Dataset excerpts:
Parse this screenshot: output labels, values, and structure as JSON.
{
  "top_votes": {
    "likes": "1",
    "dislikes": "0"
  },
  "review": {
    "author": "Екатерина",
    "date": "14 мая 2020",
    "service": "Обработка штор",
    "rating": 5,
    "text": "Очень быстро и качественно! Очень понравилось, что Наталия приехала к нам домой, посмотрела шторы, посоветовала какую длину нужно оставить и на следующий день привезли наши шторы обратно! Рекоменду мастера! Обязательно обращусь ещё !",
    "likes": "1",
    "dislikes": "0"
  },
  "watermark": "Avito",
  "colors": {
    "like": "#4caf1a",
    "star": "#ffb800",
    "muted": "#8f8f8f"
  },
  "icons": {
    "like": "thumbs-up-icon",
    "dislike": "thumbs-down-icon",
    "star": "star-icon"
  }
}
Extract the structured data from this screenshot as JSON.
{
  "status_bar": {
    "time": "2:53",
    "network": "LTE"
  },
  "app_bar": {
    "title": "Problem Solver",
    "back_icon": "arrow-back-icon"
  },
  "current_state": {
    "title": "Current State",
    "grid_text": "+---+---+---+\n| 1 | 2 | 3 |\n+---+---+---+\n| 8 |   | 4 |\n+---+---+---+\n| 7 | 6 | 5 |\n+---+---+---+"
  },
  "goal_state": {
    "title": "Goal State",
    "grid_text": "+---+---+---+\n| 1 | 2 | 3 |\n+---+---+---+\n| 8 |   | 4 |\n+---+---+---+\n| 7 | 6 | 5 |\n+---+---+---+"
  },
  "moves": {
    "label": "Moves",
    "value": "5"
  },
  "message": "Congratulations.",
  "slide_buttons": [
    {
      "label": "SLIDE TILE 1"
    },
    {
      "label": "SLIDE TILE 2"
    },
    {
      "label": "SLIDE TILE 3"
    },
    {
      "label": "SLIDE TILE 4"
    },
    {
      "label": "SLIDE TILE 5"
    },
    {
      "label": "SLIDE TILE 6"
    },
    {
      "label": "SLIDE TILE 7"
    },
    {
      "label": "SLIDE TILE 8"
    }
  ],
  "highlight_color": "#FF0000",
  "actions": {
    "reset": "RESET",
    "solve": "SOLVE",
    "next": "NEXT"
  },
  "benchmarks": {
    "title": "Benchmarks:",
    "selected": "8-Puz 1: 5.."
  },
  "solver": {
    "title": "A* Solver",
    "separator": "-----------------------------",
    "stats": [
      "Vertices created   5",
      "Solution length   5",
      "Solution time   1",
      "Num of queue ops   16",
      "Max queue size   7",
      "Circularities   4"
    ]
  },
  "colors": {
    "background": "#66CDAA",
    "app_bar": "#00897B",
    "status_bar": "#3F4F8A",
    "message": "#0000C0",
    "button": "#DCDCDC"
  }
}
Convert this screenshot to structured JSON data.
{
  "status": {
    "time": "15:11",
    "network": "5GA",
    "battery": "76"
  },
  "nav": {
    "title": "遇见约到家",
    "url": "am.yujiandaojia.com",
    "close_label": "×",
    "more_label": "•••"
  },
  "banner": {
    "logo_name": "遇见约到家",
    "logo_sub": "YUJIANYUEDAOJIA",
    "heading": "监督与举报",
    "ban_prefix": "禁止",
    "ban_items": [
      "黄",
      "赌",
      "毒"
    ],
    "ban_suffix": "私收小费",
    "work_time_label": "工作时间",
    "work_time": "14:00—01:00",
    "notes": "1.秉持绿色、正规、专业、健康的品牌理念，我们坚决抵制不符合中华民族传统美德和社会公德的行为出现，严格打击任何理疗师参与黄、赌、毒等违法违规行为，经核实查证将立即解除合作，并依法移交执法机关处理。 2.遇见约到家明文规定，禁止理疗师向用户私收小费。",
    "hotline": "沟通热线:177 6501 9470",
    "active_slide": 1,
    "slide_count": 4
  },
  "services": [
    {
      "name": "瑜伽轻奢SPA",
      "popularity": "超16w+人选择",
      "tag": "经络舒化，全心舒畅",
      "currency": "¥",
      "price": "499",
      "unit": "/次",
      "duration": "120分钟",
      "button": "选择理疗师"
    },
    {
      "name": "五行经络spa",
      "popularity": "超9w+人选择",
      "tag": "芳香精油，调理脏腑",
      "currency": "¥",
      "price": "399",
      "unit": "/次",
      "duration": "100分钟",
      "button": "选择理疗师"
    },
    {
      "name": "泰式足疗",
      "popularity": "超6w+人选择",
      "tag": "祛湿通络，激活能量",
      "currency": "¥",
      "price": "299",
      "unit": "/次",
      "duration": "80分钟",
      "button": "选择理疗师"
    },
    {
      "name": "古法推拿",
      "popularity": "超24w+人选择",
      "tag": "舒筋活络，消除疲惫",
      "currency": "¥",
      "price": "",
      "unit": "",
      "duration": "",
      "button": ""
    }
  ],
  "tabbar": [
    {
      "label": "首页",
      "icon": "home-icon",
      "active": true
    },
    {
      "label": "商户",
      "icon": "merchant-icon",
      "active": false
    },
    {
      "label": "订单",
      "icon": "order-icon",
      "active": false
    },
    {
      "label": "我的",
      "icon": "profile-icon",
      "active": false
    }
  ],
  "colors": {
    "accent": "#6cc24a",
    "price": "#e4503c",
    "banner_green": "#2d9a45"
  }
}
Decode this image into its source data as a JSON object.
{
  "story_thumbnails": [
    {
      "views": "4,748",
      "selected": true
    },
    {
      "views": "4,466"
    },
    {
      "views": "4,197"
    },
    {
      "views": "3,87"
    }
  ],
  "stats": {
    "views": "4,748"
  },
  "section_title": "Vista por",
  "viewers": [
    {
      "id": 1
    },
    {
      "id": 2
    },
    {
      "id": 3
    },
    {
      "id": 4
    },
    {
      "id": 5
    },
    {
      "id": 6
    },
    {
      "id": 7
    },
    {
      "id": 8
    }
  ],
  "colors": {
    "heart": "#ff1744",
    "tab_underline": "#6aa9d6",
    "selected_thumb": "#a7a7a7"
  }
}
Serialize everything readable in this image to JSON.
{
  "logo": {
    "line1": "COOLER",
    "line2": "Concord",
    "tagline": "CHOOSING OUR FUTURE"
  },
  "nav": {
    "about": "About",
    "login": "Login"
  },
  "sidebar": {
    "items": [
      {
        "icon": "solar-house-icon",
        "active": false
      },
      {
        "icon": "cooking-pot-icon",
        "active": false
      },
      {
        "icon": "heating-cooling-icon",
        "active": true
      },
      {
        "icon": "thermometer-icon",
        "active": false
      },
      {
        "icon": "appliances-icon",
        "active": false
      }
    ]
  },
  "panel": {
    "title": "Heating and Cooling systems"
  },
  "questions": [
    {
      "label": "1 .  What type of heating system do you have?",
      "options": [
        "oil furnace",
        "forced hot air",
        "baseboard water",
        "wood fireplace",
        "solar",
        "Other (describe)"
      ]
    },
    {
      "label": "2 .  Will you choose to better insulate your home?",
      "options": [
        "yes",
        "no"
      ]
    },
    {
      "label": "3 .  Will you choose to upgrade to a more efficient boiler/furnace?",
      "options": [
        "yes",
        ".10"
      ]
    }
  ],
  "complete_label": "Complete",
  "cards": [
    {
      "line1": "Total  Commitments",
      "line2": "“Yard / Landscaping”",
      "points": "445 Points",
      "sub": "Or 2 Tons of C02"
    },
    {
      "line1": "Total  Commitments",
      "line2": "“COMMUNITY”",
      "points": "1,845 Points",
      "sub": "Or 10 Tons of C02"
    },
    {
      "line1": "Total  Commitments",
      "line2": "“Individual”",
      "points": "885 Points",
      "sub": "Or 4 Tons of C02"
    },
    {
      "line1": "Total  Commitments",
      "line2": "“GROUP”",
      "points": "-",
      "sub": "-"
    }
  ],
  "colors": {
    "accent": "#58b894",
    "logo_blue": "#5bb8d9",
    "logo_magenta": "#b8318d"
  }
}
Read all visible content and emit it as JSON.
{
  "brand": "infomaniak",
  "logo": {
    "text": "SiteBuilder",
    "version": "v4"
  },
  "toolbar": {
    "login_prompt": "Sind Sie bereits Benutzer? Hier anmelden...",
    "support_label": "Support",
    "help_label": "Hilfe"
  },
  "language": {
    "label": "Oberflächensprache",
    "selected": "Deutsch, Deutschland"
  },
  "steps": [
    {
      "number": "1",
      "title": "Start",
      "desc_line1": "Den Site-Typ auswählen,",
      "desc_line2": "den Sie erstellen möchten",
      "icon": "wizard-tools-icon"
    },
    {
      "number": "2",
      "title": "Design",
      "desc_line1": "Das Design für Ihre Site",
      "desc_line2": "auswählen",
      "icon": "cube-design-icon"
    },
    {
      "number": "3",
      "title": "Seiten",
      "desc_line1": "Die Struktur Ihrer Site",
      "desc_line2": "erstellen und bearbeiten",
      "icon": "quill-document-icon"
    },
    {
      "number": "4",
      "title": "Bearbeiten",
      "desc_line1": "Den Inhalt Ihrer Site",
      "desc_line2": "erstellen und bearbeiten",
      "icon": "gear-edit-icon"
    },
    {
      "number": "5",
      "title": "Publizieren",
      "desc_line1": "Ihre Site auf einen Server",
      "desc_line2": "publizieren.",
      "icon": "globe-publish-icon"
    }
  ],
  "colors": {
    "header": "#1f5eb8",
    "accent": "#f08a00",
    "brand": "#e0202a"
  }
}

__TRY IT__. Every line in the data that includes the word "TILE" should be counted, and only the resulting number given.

__RESULT__. 8